Give back the whole listing verbatim, printing none of its pictures.

**Source data:**
____
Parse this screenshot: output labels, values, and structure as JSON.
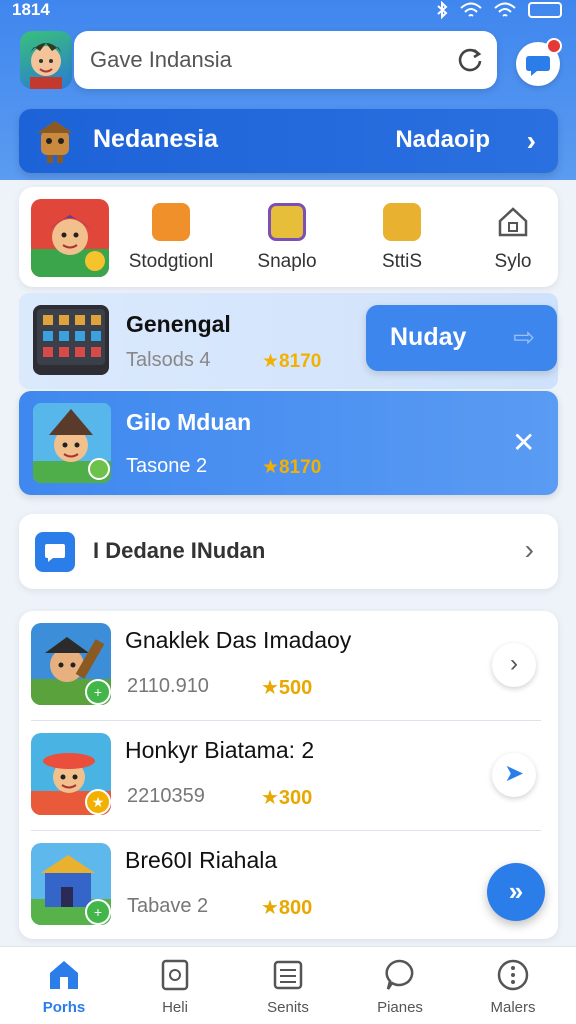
{
  "status_bar": {
    "time": "1814"
  },
  "search": {
    "value": "Gave Indansia"
  },
  "banner": {
    "title": "Nedanesia",
    "action": "Nadaoip"
  },
  "categories": [
    {
      "label": "Stodgtionl"
    },
    {
      "label": "Snaplo"
    },
    {
      "label": "SttiS"
    },
    {
      "label": "Sylo"
    }
  ],
  "featured": [
    {
      "name": "Genengal",
      "meta": "Talsods 4",
      "rating": "★8170"
    },
    {
      "name": "Gilo Mduan",
      "meta": "Tasone 2",
      "rating": "★8170"
    }
  ],
  "nudge_button": {
    "label": "Nuday"
  },
  "search_row": {
    "label": "I Dedane INudan"
  },
  "game_list": [
    {
      "name": "Gnaklek Das Imadaoy",
      "number": "2110.910",
      "rating": "★500"
    },
    {
      "name": "Honkyr Biatama: 2",
      "number": "2210359",
      "rating": "★300"
    },
    {
      "name": "Bre60I Riahala",
      "number": "Tabave 2",
      "rating": "★800"
    }
  ],
  "nav": [
    {
      "label": "Porhs"
    },
    {
      "label": "Heli"
    },
    {
      "label": "Senits"
    },
    {
      "label": "Pianes"
    },
    {
      "label": "Malers"
    }
  ],
  "colors": {
    "accent": "#2b7de9",
    "banner": "#1d63d8",
    "star": "#f2b100",
    "badge_green": "#43b649",
    "notification_red": "#e53935"
  },
  "icons": {
    "status": [
      "bluetooth-icon",
      "wifi-icon",
      "wifi-icon",
      "battery-icon"
    ],
    "search_action": "refresh-icon",
    "notify": "chat-icon",
    "categories": [
      "gift-icon",
      "book-icon",
      "grid-icon",
      "house-icon"
    ],
    "nav": [
      "home-icon",
      "document-icon",
      "list-icon",
      "speech-bubble-icon",
      "more-icon"
    ]
  }
}
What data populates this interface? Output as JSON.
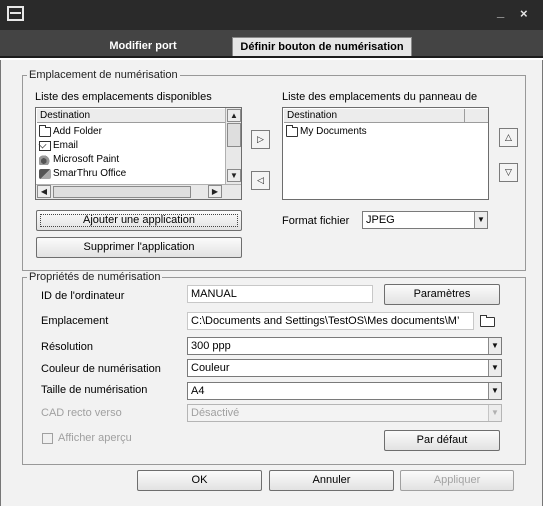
{
  "window": {
    "minimize_glyph": "_",
    "close_glyph": "×"
  },
  "tabs": [
    {
      "label": "Modifier port"
    },
    {
      "label": "Définir bouton de numérisation"
    }
  ],
  "scan_location": {
    "legend": "Emplacement de numérisation",
    "available": {
      "title": "Liste des emplacements disponibles",
      "header": "Destination",
      "items": [
        {
          "label": "Add Folder",
          "icon": "folder-icon"
        },
        {
          "label": "Email",
          "icon": "email-icon"
        },
        {
          "label": "Microsoft Paint",
          "icon": "paint-icon"
        },
        {
          "label": "SmarThru Office",
          "icon": "smarthru-icon"
        }
      ]
    },
    "panel": {
      "title": "Liste des emplacements du panneau de",
      "header": "Destination",
      "items": [
        {
          "label": "My Documents",
          "icon": "folder-icon"
        }
      ]
    },
    "move_right_glyph": "▷",
    "move_left_glyph": "◁",
    "up_glyph": "△",
    "down_glyph": "▽",
    "add_app_label": "Ajouter une application",
    "remove_app_label": "Supprimer l'application",
    "format_label": "Format fichier",
    "format_value": "JPEG"
  },
  "scan_properties": {
    "legend": "Propriétés de numérisation",
    "computer_id_label": "ID de l'ordinateur",
    "computer_id_value": "MANUAL",
    "params_label": "Paramètres",
    "location_label": "Emplacement",
    "location_value": "C:\\Documents and Settings\\TestOS\\Mes documents\\M’",
    "resolution_label": "Résolution",
    "resolution_value": "300 ppp",
    "color_label": "Couleur de numérisation",
    "color_value": "Couleur",
    "size_label": "Taille de numérisation",
    "size_value": "A4",
    "duplex_label": "CAD recto verso",
    "duplex_value": "Désactivé",
    "preview_label": "Afficher aperçu",
    "default_label": "Par défaut"
  },
  "footer": {
    "ok_label": "OK",
    "cancel_label": "Annuler",
    "apply_label": "Appliquer"
  },
  "scroll_glyphs": {
    "up": "▲",
    "down": "▼",
    "left": "◀",
    "right": "▶",
    "combo": "▼"
  }
}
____
**Response to the task:**
Parse this screenshot: output labels, values, and structure as JSON.
{
  "status_bar": {
    "time": "1814"
  },
  "search": {
    "value": "Gave Indansia"
  },
  "banner": {
    "title": "Nedanesia",
    "action": "Nadaoip"
  },
  "categories": [
    {
      "label": "Stodgtionl"
    },
    {
      "label": "Snaplo"
    },
    {
      "label": "SttiS"
    },
    {
      "label": "Sylo"
    }
  ],
  "featured": [
    {
      "name": "Genengal",
      "meta": "Talsods 4",
      "rating": "★8170"
    },
    {
      "name": "Gilo Mduan",
      "meta": "Tasone 2",
      "rating": "★8170"
    }
  ],
  "nudge_button": {
    "label": "Nuday"
  },
  "search_row": {
    "label": "I Dedane INudan"
  },
  "game_list": [
    {
      "name": "Gnaklek Das Imadaoy",
      "number": "2110.910",
      "rating": "★500"
    },
    {
      "name": "Honkyr Biatama: 2",
      "number": "2210359",
      "rating": "★300"
    },
    {
      "name": "Bre60I Riahala",
      "number": "Tabave 2",
      "rating": "★800"
    }
  ],
  "nav": [
    {
      "label": "Porhs"
    },
    {
      "label": "Heli"
    },
    {
      "label": "Senits"
    },
    {
      "label": "Pianes"
    },
    {
      "label": "Malers"
    }
  ],
  "colors": {
    "accent": "#2b7de9",
    "banner": "#1d63d8",
    "star": "#f2b100",
    "badge_green": "#43b649",
    "notification_red": "#e53935"
  },
  "icons": {
    "status": [
      "bluetooth-icon",
      "wifi-icon",
      "wifi-icon",
      "battery-icon"
    ],
    "search_action": "refresh-icon",
    "notify": "chat-icon",
    "categories": [
      "gift-icon",
      "book-icon",
      "grid-icon",
      "house-icon"
    ],
    "nav": [
      "home-icon",
      "document-icon",
      "list-icon",
      "speech-bubble-icon",
      "more-icon"
    ]
  }
}
What data populates this interface? Output as JSON.
{
  "window": {
    "minimize_glyph": "_",
    "close_glyph": "×"
  },
  "tabs": [
    {
      "label": "Modifier port"
    },
    {
      "label": "Définir bouton de numérisation"
    }
  ],
  "scan_location": {
    "legend": "Emplacement de numérisation",
    "available": {
      "title": "Liste des emplacements disponibles",
      "header": "Destination",
      "items": [
        {
          "label": "Add Folder",
          "icon": "folder-icon"
        },
        {
          "label": "Email",
          "icon": "email-icon"
        },
        {
          "label": "Microsoft Paint",
          "icon": "paint-icon"
        },
        {
          "label": "SmarThru Office",
          "icon": "smarthru-icon"
        }
      ]
    },
    "panel": {
      "title": "Liste des emplacements du panneau de",
      "header": "Destination",
      "items": [
        {
          "label": "My Documents",
          "icon": "folder-icon"
        }
      ]
    },
    "move_right_glyph": "▷",
    "move_left_glyph": "◁",
    "up_glyph": "△",
    "down_glyph": "▽",
    "add_app_label": "Ajouter une application",
    "remove_app_label": "Supprimer l'application",
    "format_label": "Format fichier",
    "format_value": "JPEG"
  },
  "scan_properties": {
    "legend": "Propriétés de numérisation",
    "computer_id_label": "ID de l'ordinateur",
    "computer_id_value": "MANUAL",
    "params_label": "Paramètres",
    "location_label": "Emplacement",
    "location_value": "C:\\Documents and Settings\\TestOS\\Mes documents\\M’",
    "resolution_label": "Résolution",
    "resolution_value": "300 ppp",
    "color_label": "Couleur de numérisation",
    "color_value": "Couleur",
    "size_label": "Taille de numérisation",
    "size_value": "A4",
    "duplex_label": "CAD recto verso",
    "duplex_value": "Désactivé",
    "preview_label": "Afficher aperçu",
    "default_label": "Par défaut"
  },
  "footer": {
    "ok_label": "OK",
    "cancel_label": "Annuler",
    "apply_label": "Appliquer"
  },
  "scroll_glyphs": {
    "up": "▲",
    "down": "▼",
    "left": "◀",
    "right": "▶",
    "combo": "▼"
  }
}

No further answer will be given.